Probably in the 3.5 Stars range but rounded down for not living up to its reputation as a SF classic.
Eon has an amazing premise: a strange object shows up that appears to be a hollowed out asteroid in early 21st century. Humans visit the asteroid and discover that it was actually created by humans 2 centuries in the future. But even though it has room to carry millions of people the object is devoid of inhabitants. And it carries a mind-bending secret that will change how we view the Universe and our understanding of space-time.
I knew all this going in, but what I did not know is that the story is told in the context of the Cold War with American, Russian and Chinese characters occupying the main parts of the action. So, The Stone (as the artifact becomes known) is a focal point for the national rivals as each (rightly) assumes that the technological advances that will result from whoever controls The Stone will be dispositive in determining who controls The Earth. I actually like political intrigue and may have enjoyed the book more if the story focused more on that aspect.
However, about one-third of the way in we are introduced to the aliens who created (or just utilize?) the secret technological marvel details of which I am trying not to discuss in order to avoid spoilers. And from my perspective that's where the book goes off the rails. We eventually end up learning way more about the social and political dynamics of the alien culture than I cared to or was interested in. I suppose for some readers this may have been the highlight of the book but for me it was simply uninteresting.
What I did like was the main character of Patricia Luisa Vasquez, a 24-year-old mathematician (Fields medal winner!) who gets tapped by the White House Chief of Staff to join the team exploring The Stone and who becomes increasingly important to many other aspects of the story. I have to applaud Greg Bear for centering this book around a Latina scientist, especially since it was written at a time when issues of diversity and representation were not as prominent as they are now. That being said, there are still some problematic ways in which gender stereotypes infuse the story (particularly in the depiction of sexual relationships between the characters) that also lowered my appreciation for the book.

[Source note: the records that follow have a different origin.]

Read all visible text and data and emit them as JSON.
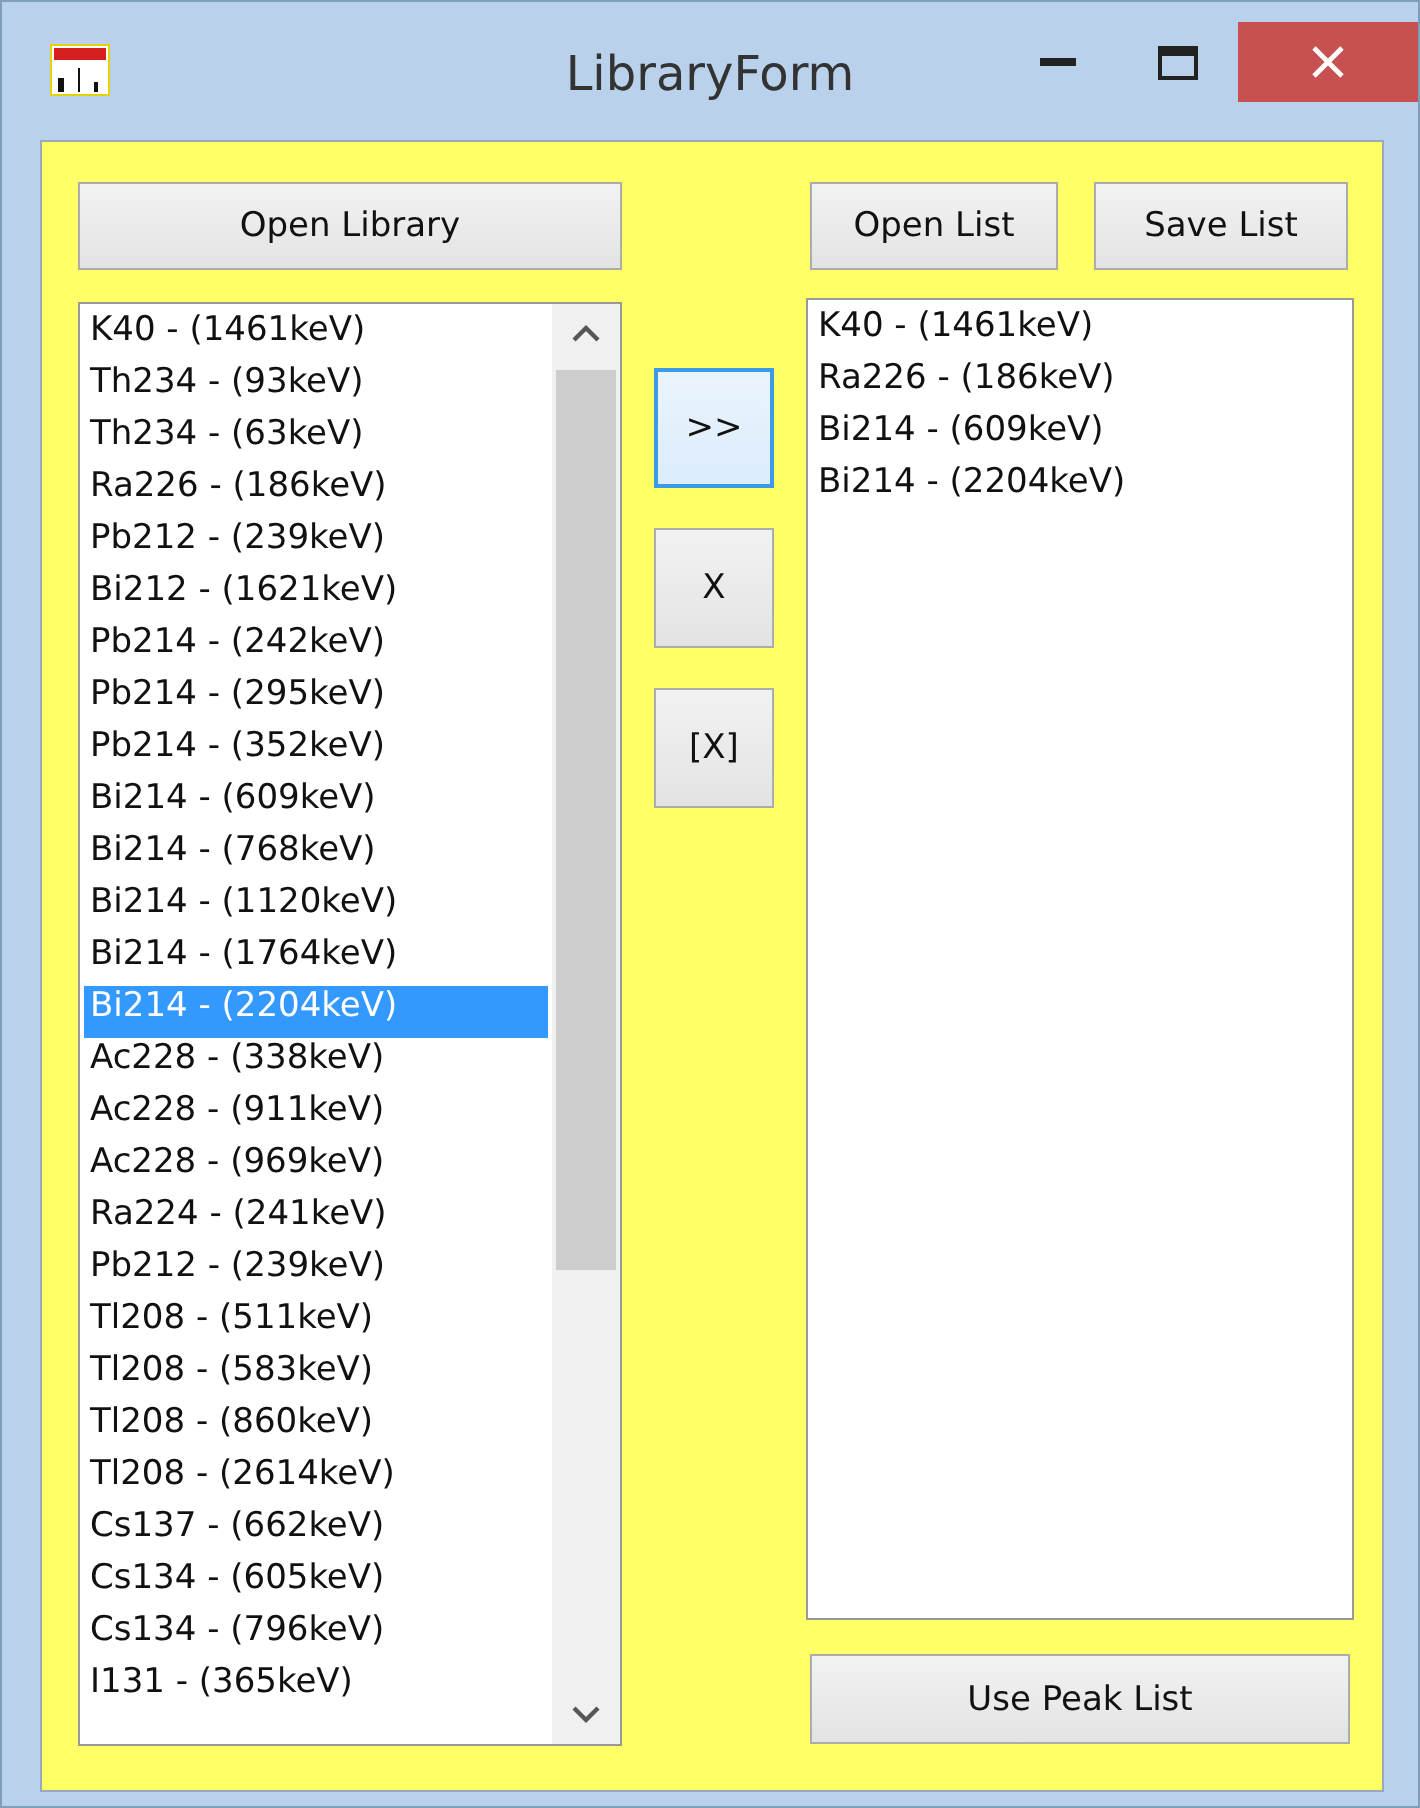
{
  "window": {
    "title": "LibraryForm"
  },
  "library_button": "Open Library",
  "library_list": {
    "items": [
      {
        "label": "K40 - (1461keV)",
        "selected": false
      },
      {
        "label": "Th234 - (93keV)",
        "selected": false
      },
      {
        "label": "Th234 - (63keV)",
        "selected": false
      },
      {
        "label": "Ra226 - (186keV)",
        "selected": false
      },
      {
        "label": "Pb212 - (239keV)",
        "selected": false
      },
      {
        "label": "Bi212 - (1621keV)",
        "selected": false
      },
      {
        "label": "Pb214 - (242keV)",
        "selected": false
      },
      {
        "label": "Pb214 - (295keV)",
        "selected": false
      },
      {
        "label": "Pb214 - (352keV)",
        "selected": false
      },
      {
        "label": "Bi214 - (609keV)",
        "selected": false
      },
      {
        "label": "Bi214 - (768keV)",
        "selected": false
      },
      {
        "label": "Bi214 - (1120keV)",
        "selected": false
      },
      {
        "label": "Bi214 - (1764keV)",
        "selected": false
      },
      {
        "label": "Bi214 - (2204keV)",
        "selected": true
      },
      {
        "label": "Ac228 - (338keV)",
        "selected": false
      },
      {
        "label": "Ac228 - (911keV)",
        "selected": false
      },
      {
        "label": "Ac228 - (969keV)",
        "selected": false
      },
      {
        "label": "Ra224 - (241keV)",
        "selected": false
      },
      {
        "label": "Pb212 - (239keV)",
        "selected": false
      },
      {
        "label": "Tl208 - (511keV)",
        "selected": false
      },
      {
        "label": "Tl208 - (583keV)",
        "selected": false
      },
      {
        "label": "Tl208 - (860keV)",
        "selected": false
      },
      {
        "label": "Tl208 - (2614keV)",
        "selected": false
      },
      {
        "label": "Cs137 - (662keV)",
        "selected": false
      },
      {
        "label": "Cs134 - (605keV)",
        "selected": false
      },
      {
        "label": "Cs134 - (796keV)",
        "selected": false
      },
      {
        "label": "I131 - (365keV)",
        "selected": false
      }
    ]
  },
  "move_buttons": [
    {
      "label": ">>",
      "focused": true
    },
    {
      "label": "X",
      "focused": false
    },
    {
      "label": "[X]",
      "focused": false
    }
  ],
  "list_buttons": [
    "Open List",
    "Save List"
  ],
  "peak_list": {
    "items": [
      {
        "label": "K40 - (1461keV)",
        "selected": false
      },
      {
        "label": "Ra226 - (186keV)",
        "selected": false
      },
      {
        "label": "Bi214 - (609keV)",
        "selected": false
      },
      {
        "label": "Bi214 - (2204keV)",
        "selected": false
      }
    ]
  },
  "use_button": "Use Peak List"
}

Overall, I would say Eon is a mildly interesting science fiction novel with an awesome premise that doesn't live up to its reputation as a SF classic, primarily due to somewhat dated characterizations and unfortunate plot choices.
Author: Greg Bear.
Paperback: 512 pages.
Date Published: October 15, 1991.
Date Read: January 3, 2018.
GOODREADS RATING: ★★★☆☆ (3.0/5.0).
OVERALL GRADE: B (3.0/4.0).